Matt Batten writes:
Steven Spielberg’s Ready Player One (2018) is a love letter to 80’s pop culture - a theme inherited from Ernest Cline's original book with the same title. At its heart are questions about authentic relationships and our dependence on new technology. Themes that churches are grappling with today as more services go online
The story sees Wade Watts escape the harsh reality of his real life for a Virtual Reality (VR) multiplayer game/online platform known as the OASIS. When game creator James Halliday dies he challenges users to an elaborate treasure hunt to find an heir. The thrill of the hunt is addictive.
It’s a film steeped in big theological questions.
So what churches can learn from Ready Player One?
1. Nostalgia holds churches back
The 80’s was a great decade. Big hair, great music and summers that lasted forever. Good times!
But that's not quite the full picture. AIDS cast a shadow through much of the decade and mining communities were forced into poverty when Thatcher closed the pits. Perhaps not the Golden Age we’re led to believe.
The pandemic has made us all nostalgic for simpler times, including churches. Despite the fact that more and more people are discovering church through online services, we long to return to the safety of our buildings. Findings from the Coronavirus, Church & You Survey show that only 9% of clergy feel that lockdown has shown church buildings to be an unnecessary burden.
Online church is frequently seen as a stop-gap - something to fill the void until we return to our buildings.
But should we head back to nostalgia? Shouldn't we always go forward into God's new future? Certainly, it would be wrong to return without learning valuable lessons from lockdown.

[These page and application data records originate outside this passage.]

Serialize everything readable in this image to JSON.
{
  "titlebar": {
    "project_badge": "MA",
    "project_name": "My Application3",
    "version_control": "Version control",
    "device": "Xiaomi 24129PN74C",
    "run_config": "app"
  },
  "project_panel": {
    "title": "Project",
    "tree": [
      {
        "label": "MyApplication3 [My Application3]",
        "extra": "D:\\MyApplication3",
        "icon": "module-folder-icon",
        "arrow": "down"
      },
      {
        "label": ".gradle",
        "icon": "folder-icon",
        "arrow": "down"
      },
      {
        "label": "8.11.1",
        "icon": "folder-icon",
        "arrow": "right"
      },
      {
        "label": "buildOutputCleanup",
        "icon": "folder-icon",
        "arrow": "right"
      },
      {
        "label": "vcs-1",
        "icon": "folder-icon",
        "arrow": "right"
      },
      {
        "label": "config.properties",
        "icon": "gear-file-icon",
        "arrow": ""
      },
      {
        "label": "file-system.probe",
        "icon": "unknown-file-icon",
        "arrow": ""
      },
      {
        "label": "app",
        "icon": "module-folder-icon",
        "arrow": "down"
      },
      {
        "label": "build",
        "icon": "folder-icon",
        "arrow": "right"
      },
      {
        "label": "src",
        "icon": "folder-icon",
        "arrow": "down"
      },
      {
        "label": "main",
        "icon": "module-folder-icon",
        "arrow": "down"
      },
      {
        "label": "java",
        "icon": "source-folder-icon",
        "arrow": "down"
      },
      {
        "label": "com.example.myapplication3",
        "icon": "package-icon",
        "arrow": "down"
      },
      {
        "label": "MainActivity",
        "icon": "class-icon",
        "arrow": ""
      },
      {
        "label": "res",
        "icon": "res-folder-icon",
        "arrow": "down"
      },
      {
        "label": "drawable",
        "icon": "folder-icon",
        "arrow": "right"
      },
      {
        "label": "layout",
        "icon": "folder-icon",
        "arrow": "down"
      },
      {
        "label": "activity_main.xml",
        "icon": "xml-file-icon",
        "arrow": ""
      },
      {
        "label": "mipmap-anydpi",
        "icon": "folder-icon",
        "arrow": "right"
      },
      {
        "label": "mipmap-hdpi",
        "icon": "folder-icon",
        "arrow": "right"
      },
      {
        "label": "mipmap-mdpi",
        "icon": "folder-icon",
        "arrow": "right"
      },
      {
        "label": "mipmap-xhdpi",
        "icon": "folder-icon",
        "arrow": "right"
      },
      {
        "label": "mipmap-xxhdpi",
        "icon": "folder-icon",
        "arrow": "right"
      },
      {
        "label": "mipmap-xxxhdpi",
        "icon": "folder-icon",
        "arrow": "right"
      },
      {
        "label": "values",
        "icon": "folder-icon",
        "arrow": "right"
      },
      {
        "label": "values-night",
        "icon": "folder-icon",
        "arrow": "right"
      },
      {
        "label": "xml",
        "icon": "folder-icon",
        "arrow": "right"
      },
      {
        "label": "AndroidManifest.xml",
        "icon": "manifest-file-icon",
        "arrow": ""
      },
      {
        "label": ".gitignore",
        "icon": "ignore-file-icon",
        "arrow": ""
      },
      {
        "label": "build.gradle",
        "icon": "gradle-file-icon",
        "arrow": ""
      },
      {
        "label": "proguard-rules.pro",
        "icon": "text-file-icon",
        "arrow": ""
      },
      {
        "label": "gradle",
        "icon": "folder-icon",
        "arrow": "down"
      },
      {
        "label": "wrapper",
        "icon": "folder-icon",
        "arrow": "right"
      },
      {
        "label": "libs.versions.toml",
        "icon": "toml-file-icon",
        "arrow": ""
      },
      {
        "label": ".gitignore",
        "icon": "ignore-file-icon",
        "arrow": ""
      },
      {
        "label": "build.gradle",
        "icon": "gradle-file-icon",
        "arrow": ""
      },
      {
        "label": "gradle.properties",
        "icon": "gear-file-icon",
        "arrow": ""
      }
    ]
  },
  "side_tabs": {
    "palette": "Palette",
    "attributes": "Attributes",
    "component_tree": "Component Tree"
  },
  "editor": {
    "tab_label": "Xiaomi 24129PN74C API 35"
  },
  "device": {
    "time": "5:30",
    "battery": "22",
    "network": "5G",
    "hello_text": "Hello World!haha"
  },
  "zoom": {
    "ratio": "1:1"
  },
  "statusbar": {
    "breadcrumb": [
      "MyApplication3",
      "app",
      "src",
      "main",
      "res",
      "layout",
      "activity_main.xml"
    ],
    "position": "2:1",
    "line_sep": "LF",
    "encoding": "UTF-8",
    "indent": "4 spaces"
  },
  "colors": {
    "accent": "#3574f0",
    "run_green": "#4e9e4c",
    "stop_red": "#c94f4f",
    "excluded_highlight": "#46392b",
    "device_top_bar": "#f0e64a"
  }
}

Perhaps in God's new normal, we should have both onsite church and online church. Both expressions provide a huge opportunity to grow the Kingdom of God.
2. Relationships matter
In Ready Player One, the characters spend more and more time in the online world as they escape the drudgery of their real lives. Come to the OASIS and escape the limitations of your offline self.
OASIS can be viewed as an allegory of social media - a place where we can live a different identity, become a keyboard warrior, forget to be an authentic Christian. Yet used wisely, social media can increase interconnectivity. With so many people attending online services we have an opportunity to build relationships and show church as a welcoming community.
Churches can foster authentic relationships if they move away from a broadcast model of livestreaming a service and leaving it at that.
Every online event is an opportunity for discipleship. Live chats, Zoom coffee mornings, or simply a friendly online presence can show God’s presence at work in our online relationships.
3. Participation not voyeurism
In Ready Player One, people are more obsessed with playing an online game than they are participating in the real world. This reminded me of Maggi Dawn’s contribution to Missio Dei in a Digital Age, where she states,
“It is fundamental to the idea of gathered worship that every person is a participant, rather than an audience.”
Do we participate in online worship or do we simply watch - act like a voyeur? Well, you can if the online church experience is interactive. Livestream services on YouTube and Facebook allow people to participate as they would in person - the difference being you are typing your response.
Churches such as St Mark’s Cardiff work hard at encouraging engagement and the whole service is focused on participation rather than simply broadcasting. The viewer becomes involved in the service and hearing people’s comments being read out adds to the sense of community. Participation can draw us closer to one another and ultimately to God.
4. Content over showmanship
Question: What do you get if you cross director Steven Spielburg with an 80's themed sci fi blockbuster?
Answer: A CGI-laden audio and visual extravaganza.
Or, as some reviewers claim, all show and no content.
Not everyone enjoys the CGI heavy films that film studios churn out. Sometimes you just need simplicity. Just so, it’s tempting to covet the neighbouring church who perhaps have more bells and whistles than they do bells and smells. Does that matter?
The Gospel message is strong enough to live without tech. You don’t need a Hillsong experience to encounter God’s transformative love. All you need is a compelling story delivered passionately by someone who truly believes in the message. It should always be content over tech.
5. Church should add value to our lives
The world of Ready Player One is pure escapism. For the characters, they are escaping their real lives for something more fulfilling. For the audience, we’re escaping into a fantasy world of 80's nostalgia.
We have an opportunity to use tech in a way that helps people become closer to God and to live out Christ’s commandment to love one another. In a tech obsessed world, the church can be counter-culture - calling people to back to a relationship with God where authentic relationships matter and tech is used as a tool for discipleship.
Online church is mission. Spend time engaging with your online church community and make it a place where people feel welcomed, supported and loved. Let your interactions show God’s love at work in the online world.